Monday, January 4, 2010

Ironman Florida Race Report: Run (part 1)

I was just kidding about keeping my run description so short. Sorry to disappoint! Like I said at the beginning, this race report is long and detailed! My friend is doing IMFL '10 and I'm hoping all the details will help her out a bit, and they should help me next time I want to do an Ironman, since the logistics can be difficult to plan.

RUN: 5:51:52

It was so awesome to finally be on the run course!!! It was still daylight even! When you start the run, you have a very short jaunt to the west before turning around and running east for about 6 miles. Shortly after that turnaround, you run past the finish chute. I stared down it watching someone run to the finish. It was exciting! I knew I had lots of work to do still to get to the finish though. We'd only driven the run course at night since I figured it'd be dark for most of my run.
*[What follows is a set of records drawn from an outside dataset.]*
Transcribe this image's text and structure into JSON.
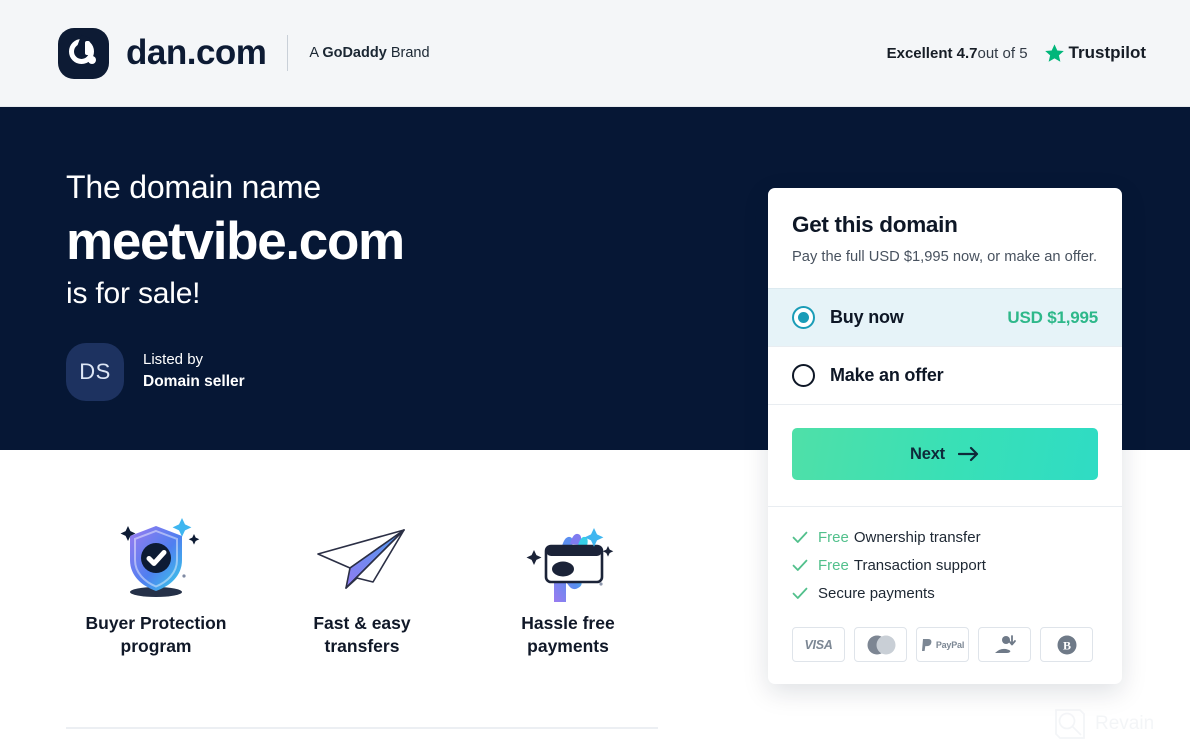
{
  "header": {
    "logo_word": "dan.com",
    "logo_icon": "dan-logo-mark",
    "brand_tagline_prefix": "A",
    "brand_tagline_brand": "GoDaddy",
    "brand_tagline_suffix": "Brand",
    "trustpilot": {
      "rating_text": "Excellent 4.7",
      "out_of_text": " out of 5",
      "logo_name": "Trustpilot",
      "star_icon": "trustpilot-star-icon",
      "star_color": "#00b67a"
    }
  },
  "hero": {
    "line1": "The domain name",
    "domain": "meetvibe.com",
    "line3": "is for sale!",
    "background_color": "#061735",
    "seller": {
      "avatar_initials": "DS",
      "listed_by_label": "Listed by",
      "seller_name": "Domain seller"
    }
  },
  "features": [
    {
      "icon": "shield-check-icon",
      "label_line1": "Buyer Protection",
      "label_line2": "program"
    },
    {
      "icon": "paper-plane-icon",
      "label_line1": "Fast & easy",
      "label_line2": "transfers"
    },
    {
      "icon": "hand-credit-card-icon",
      "label_line1": "Hassle free",
      "label_line2": "payments"
    }
  ],
  "card": {
    "title": "Get this domain",
    "subtitle": "Pay the full USD $1,995 now, or make an offer.",
    "options": [
      {
        "label": "Buy now",
        "price": "USD $1,995",
        "selected": true,
        "highlight_color": "#e6f3f8",
        "radio_color": "#1a9cb7",
        "price_color": "#2eb88a"
      },
      {
        "label": "Make an offer",
        "price": "",
        "selected": false
      }
    ],
    "next_button": {
      "label": "Next",
      "icon": "arrow-right-icon",
      "color_start": "#4fe0a8",
      "color_end": "#2fdcc4"
    },
    "perks": [
      {
        "check_icon": "check-icon",
        "free_label": "Free",
        "text": "Ownership transfer"
      },
      {
        "check_icon": "check-icon",
        "free_label": "Free",
        "text": "Transaction support"
      },
      {
        "check_icon": "check-icon",
        "free_label": "",
        "text": "Secure payments"
      }
    ],
    "payment_methods": [
      {
        "icon": "visa-icon",
        "label": "VISA"
      },
      {
        "icon": "mastercard-icon",
        "label": ""
      },
      {
        "icon": "paypal-icon",
        "label": "PayPal"
      },
      {
        "icon": "bank-transfer-icon",
        "label": ""
      },
      {
        "icon": "bitcoin-icon",
        "label": ""
      }
    ]
  },
  "watermark": {
    "text": "Revain",
    "icon": "revain-logo-icon"
  }
}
The run course is very flat, but the road quality isn't that great. I was a bit worried about stumbling and falling, but I decided not to wear my headlamp because it seemed like just one more extra thing to carry. I also figured most other people wouldn't have them and since most people seem to survive without one, I probably could too. It was a little weird in the section of road near the finish because there were lots of spectators not paying attention who kept crossing the course when they shouldn't have.

My run plan was to run easy for the first 2 or 3 miles to loosen up. Then it was basically going to be a comfortable but steady pace, trying not to let my HR drift too high in the first half of the run. My dad has run 50 marathons and kept warning me that the last 6 miles are the hardest, and my coach advised me just to push through whatever I could do in those last 6. After the experience on the bike, I was a little worried about what more could go wrong. I'd read so many race reports where the triathlete gets violently ill on the marathon, whether it was vomiting or diarrhea every mile. It didn't sound pleasant, but since I started the run at 4:24pm, I had a little over 7.5 hours to get to the finish by running, walking, or crawling (per Ironman rules).

I saw Dave and Lauren separately early on in the run. I'd seen them both at the end of the bike and knew I'd taken long enough in T2 that they'd be able to see me. It was nice to chat with them both after being out on the bike for so long. When I saw Lauren she said "see you in 26 miles" and for a brief moment I was horrified - were they going to ditch me and leave me to fend for myself for the whole run? Then I realized she'd just forgotten it was a 2 loop course.

When I saw Dave I was switching my watch to pace view and I was surprised that it showed me running a sub-11 minute mile. I figured the watch must be broken! I felt good though. My lower back was a little bit sore and it wasn't much fun having to carry all my food! I knew my back would feel better after a mile or so though, and it did.

The aid stations were in theory one mile apart, but not in practice. Even though the run course is out and back, there would be an aid station on one side of the road and then maybe 50 feet later there'd be one on the other side of the road, then the next aid stations would be 1.5 or so miles later. It was weird. (Perhaps my brain was fried and it just seemed this way....) I'd planned on the aid stations being one mile apart, and I'd expected to see mile markers at each aid station, and that would be my reminder to walk for a minute. The mile markers seemed hidden at times, and other times I would only notice the markers for the second loop runners. I kind of wondered if I was so slow that they'd taken away the first loop markers!

In the first few miles, I kept leapfrogging an older woman - at age 66 she was the oldest woman on the course! Wow, the spectators LOVED her! It was definitely humbling to be jogging along next to her and have everyone so thrilled to see her, when I was less than half her age and she'd pass me whenever I stopped for my walk breaks. I chatted with her a little bit and found out the older woman I'd seen on the bike was her friend and they'd come to Florida to do the race together. I hoped I could beat the old lady (as she called herself), I could just see my brothers teasing me about it for years otherwise. I checked on the race results later and saw that she qualified for Kona!

I'm not sure why, but I was really surprised how many people were out on the run course on my first loop. I guess I just figured more people would be done already. It was nice to see so many people out there. Most people were running which also surprised me, given how many people I'd seen walking at Ironman Arizona, but I figured it was still early. Two guys about my age kept leapfrogging me too, they were taking walk breaks every so often as well. I finally asked them which loop they were on, figuring maybe we'd be together for the whole run, but they said loop 2. They wished me luck and told me to have fun on loop 1, because loop 2 sucked.

I don't remember when it got dark, but it was definitely dark by the time I finally reached the state park, where we'd run a little loop and then turn around. The timing mat was shortly after entering the park, and I could hear it beep whenever a runner ran over it. I was so excited to get to the timing mat! I couldn't help but smile as I ran over it.

FIRST RUN SEGMENT 6 mi. (1:12:25) 12:04/mile

No comments:

Post a Comment